Bamboo Species of Panama
7 genera, 21 species
In Panama, bamboo is scarcely used as an economic plant. However, Panama is the third richest country in woody bamboo diversity in Central America: 43% of its species belong to the genus Chusquea, and the rest belong to the genera Arthrostylidium, Aulonemia, Elytrostachys, Guadua, Neurolepis and Rhipidocladum.
Guadua angustifolia has been cultivated in the Canal Zone Experimental Garden, from where it has been distributed to several Latin American countries, including Peru, Costa Rica, Guatemala and Cuba (US National herbarium).
It is doubtful whether this species exists in this country in any natural distribution; it may have spread from the Canal Zone, where it was introduced from Ecuador in 1924 by Mr. Holgar Johansen, according to specimen at the Smithsonian Institution in Washington, D.C.
According to Young and Judd (1992), some of the plants collected as wild have been so suspiciously close to the experiment stations that they might be just escapes.
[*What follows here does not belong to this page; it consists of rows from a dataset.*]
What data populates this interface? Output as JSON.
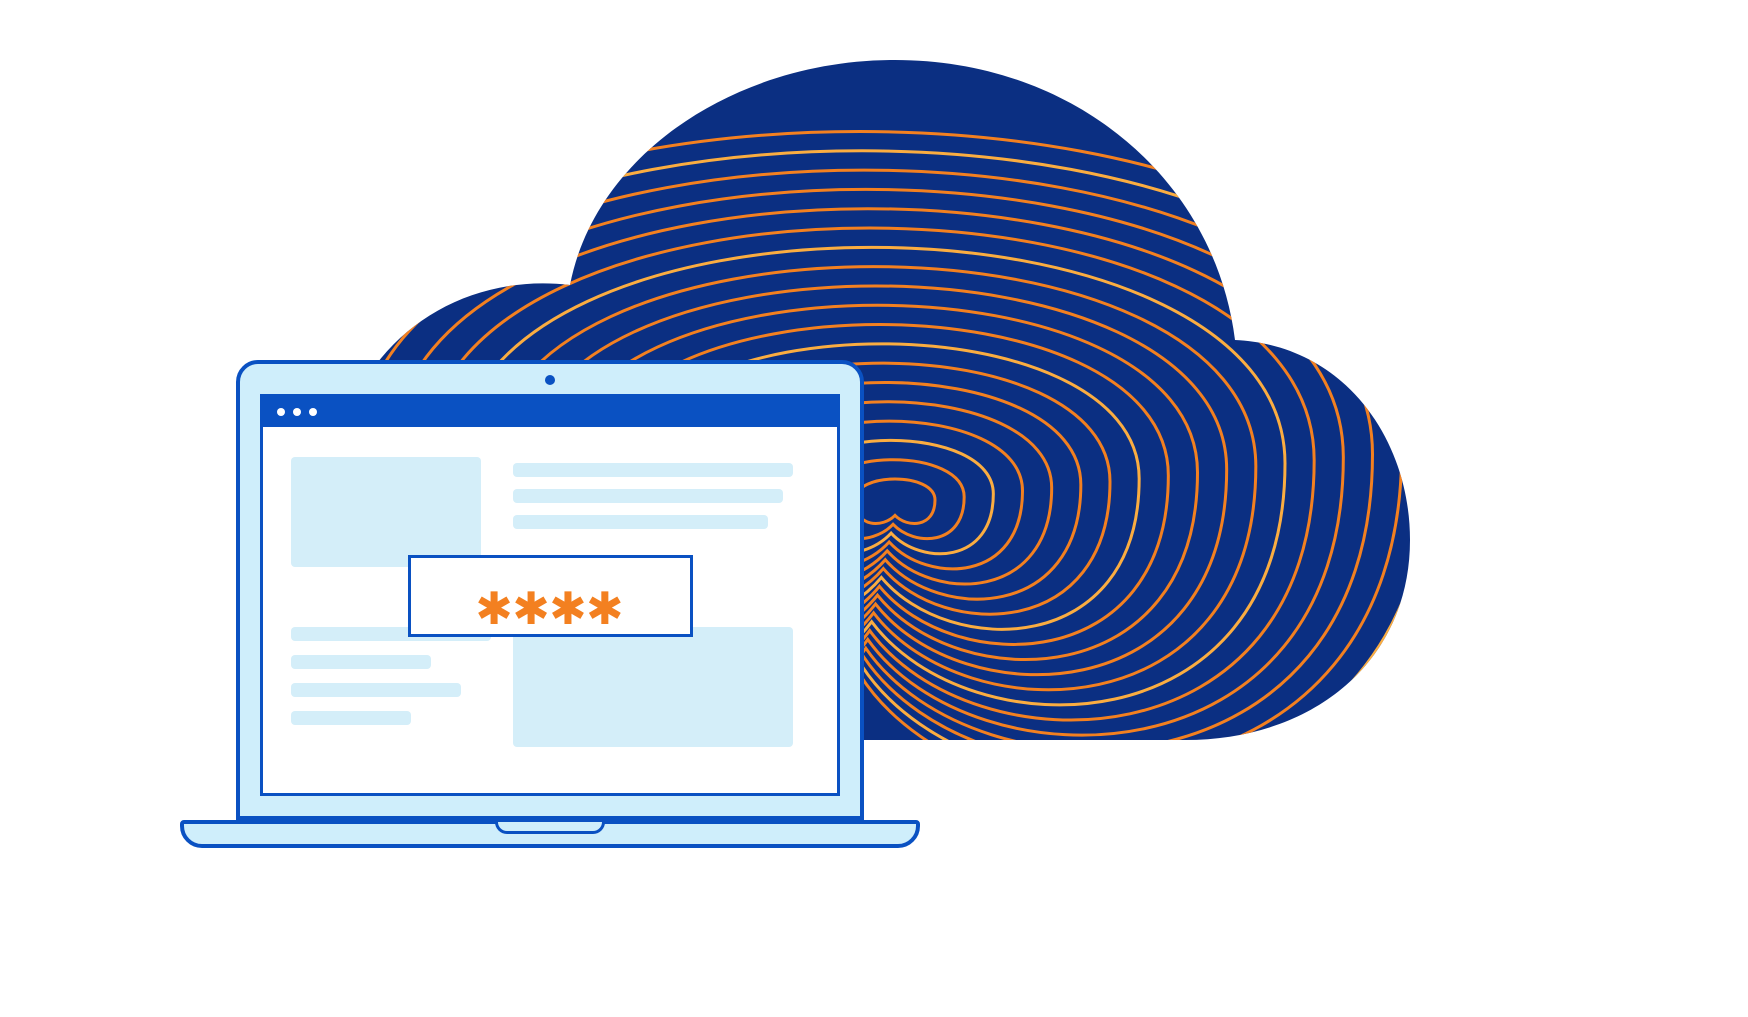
{
  "illustration": {
    "description": "Laptop with masked password field in front of a cloud with concentric contour lines",
    "password_mask": "✱✱✱✱",
    "browser_dots": 3
  },
  "colors": {
    "cloud_fill": "#0b2f82",
    "outline_blue": "#0a51c2",
    "laptop_body": "#cfeefb",
    "placeholder": "#d4eef9",
    "accent_orange": "#f38020",
    "accent_yellow": "#fbad41",
    "white": "#ffffff"
  }
}
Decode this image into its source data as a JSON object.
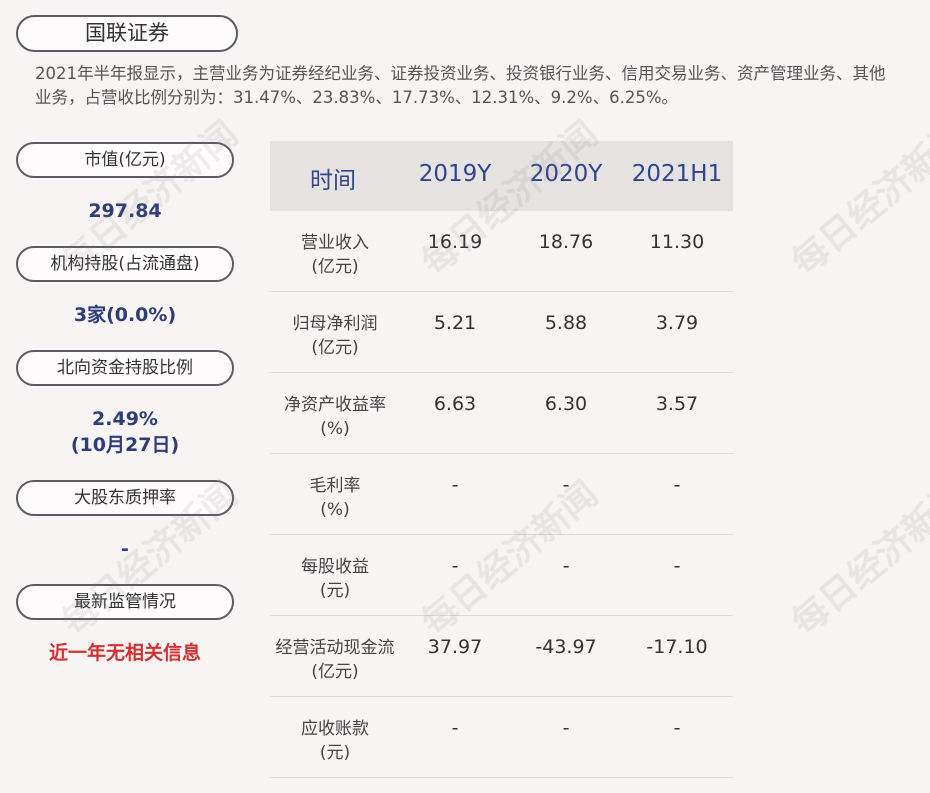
{
  "company": "国联证券",
  "summary": "2021年半年报显示，主营业务为证券经纪业务、证券投资业务、投资银行业务、信用交易业务、资产管理业务、其他业务，占营收比例分别为：31.47%、23.83%、17.73%、12.31%、9.2%、6.25%。",
  "sidebar": {
    "market_cap_label": "市值(亿元)",
    "market_cap_value": "297.84",
    "inst_label": "机构持股(占流通盘)",
    "inst_value": "3家(0.0%)",
    "north_label": "北向资金持股比例",
    "north_value": "2.49%",
    "north_date": "(10月27日)",
    "pledge_label": "大股东质押率",
    "pledge_value": "-",
    "reg_label": "最新监管情况",
    "reg_value": "近一年无相关信息"
  },
  "table": {
    "headers": [
      "时间",
      "2019Y",
      "2020Y",
      "2021H1"
    ],
    "rows": [
      {
        "label1": "营业收入",
        "label2": "(亿元)",
        "v": [
          "16.19",
          "18.76",
          "11.30"
        ]
      },
      {
        "label1": "归母净利润",
        "label2": "(亿元)",
        "v": [
          "5.21",
          "5.88",
          "3.79"
        ]
      },
      {
        "label1": "净资产收益率",
        "label2": "(%)",
        "v": [
          "6.63",
          "6.30",
          "3.57"
        ]
      },
      {
        "label1": "毛利率",
        "label2": "(%)",
        "v": [
          "-",
          "-",
          "-"
        ]
      },
      {
        "label1": "每股收益",
        "label2": "(元)",
        "v": [
          "-",
          "-",
          "-"
        ]
      },
      {
        "label1": "经营活动现金流",
        "label2": "(亿元)",
        "v": [
          "37.97",
          "-43.97",
          "-17.10"
        ]
      },
      {
        "label1": "应收账款",
        "label2": "(元)",
        "v": [
          "-",
          "-",
          "-"
        ]
      }
    ]
  },
  "watermark": "每日经济新闻"
}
Another unresolved problem in its natural distribution is the role that human cultivation has played in transporting this huge potential species.